Well, both sections have had their Congress's and I think we have the right now to say that the main stem of the Party and 95 per cent of its root structure, were left standing with Morgan Tsvangirai. The branch that broke ranks with Morgan over the Senate issue are in reality simply a broken branch that now lies on the ground without sufficient root structure to sustain its mass or deliver any fruit to its members. It will either die or become firewood - like Zanu PF or it will simply lie there on the forest floor a crippled and broken branch of the original MDC.

The MDC Congress this past weekend attracted nearly 20 000 delegates and others who tried to secure accreditation to attend on Saturday and Sunday. In the end, 15 000 delegates were accredited and when proceeding opened on time on Saturday - the Chairman got up to speak at exactly 10.00 hours, the stadium was packed to the roof and the doors with an enthusiastic crowd from every corner of the country. The 12 Provincial delegations sat in blocks and it was an impressive sight to see the response when each was asked to identify themselves.

They came on foot, by train and by bus and mini taxi. The great majority were simple rural farmers and urban workers. Their over riding concerns were to be there to show their continued support for the MDC and its leadership under Morgan Tsvangirai. I was not invited to the Congress of the break away faction (even though I was technically a member of their National Executive and Council) but I played a small role in the Congress held in Harare. What I saw and felt there was the spirit of the MDC - vibrant, energetic and democratic - almost to a fault.

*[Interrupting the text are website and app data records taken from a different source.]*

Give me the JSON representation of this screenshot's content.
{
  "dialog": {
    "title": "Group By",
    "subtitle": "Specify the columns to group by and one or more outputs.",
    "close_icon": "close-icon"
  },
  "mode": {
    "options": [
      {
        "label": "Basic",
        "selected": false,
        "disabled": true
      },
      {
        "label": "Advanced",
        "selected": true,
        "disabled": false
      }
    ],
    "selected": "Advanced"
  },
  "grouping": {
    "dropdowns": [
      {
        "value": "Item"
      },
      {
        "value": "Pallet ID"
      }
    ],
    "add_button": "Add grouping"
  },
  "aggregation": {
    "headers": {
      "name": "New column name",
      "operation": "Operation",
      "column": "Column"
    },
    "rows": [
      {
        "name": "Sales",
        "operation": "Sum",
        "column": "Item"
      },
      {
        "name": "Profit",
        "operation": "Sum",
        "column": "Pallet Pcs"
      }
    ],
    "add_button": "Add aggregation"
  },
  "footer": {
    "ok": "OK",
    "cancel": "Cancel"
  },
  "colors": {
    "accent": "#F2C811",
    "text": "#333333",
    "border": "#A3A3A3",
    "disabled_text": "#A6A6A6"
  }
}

In an amazing way we were able to pay for Congress, we rented the Stadium, brought in professional caterers (at Morgan's insistence) and were able to accommodate people all over the City. On Sunday we got all the Provincial Treasurers together and asked them how much money they needed to get home - we then went to a location in the City where we had what money was available and we were able to pay out 95 per cent of what was asked for - astonishing when you know that we had no support from any major donors and our State funding was arbitrarily handed over to the break away group in time for their Congress.

We adopted the reports tabled at Congress - also a much-revised constitution for the Party - an outstanding job done by a team under Tendi Biti. We also adopted a revised policy statement and the report of the disciplinary committee. The leaders of the break away group were expelled from the MDC with Morgan saying that this was a great loss as these were some of the key players in the formation of the Party and its many achievements.

On Sunday we carried out another accreditation process and then voted for our leadership. The outcome was as follows: M Tsvangirai; President, T Khupe; Vice President, I Matongo; Chairman, L Moyo; Vice Chairperson, Secretary General; T Biti, Deputy; T Mashakada, Organising Secretary; E Mudzuri, Deputy; D Komiche, Party Spokesperson; N Chamisa, Treasurer General; R Bennett. This is a strong team - disappointing that there is only one woman in the line up - an ongoing problem in the MDC. We will try to correct that in the rest of the Executive and National Council. But there are three Matabeleland representatives - both the Chairpersons of Matabeleland South and North were elected to national posts.

The President called for a winter of discontent and dissidence leading to a new Constitution for the country and a new democratic beginning. The Congress was the start of that process and we are now into the implementation phase. I expect real action this time and there is, for the first time, going to be a confrontation. I wish it were otherwise but we no longer have any choice. Perhaps when we get to start pushing that old tree called Zanu PF, we will find that it is so rotten underground that it just falls over - we just have to watch out for collateral damage.

Eddie Cross
Bulawayo, 20th March 2006.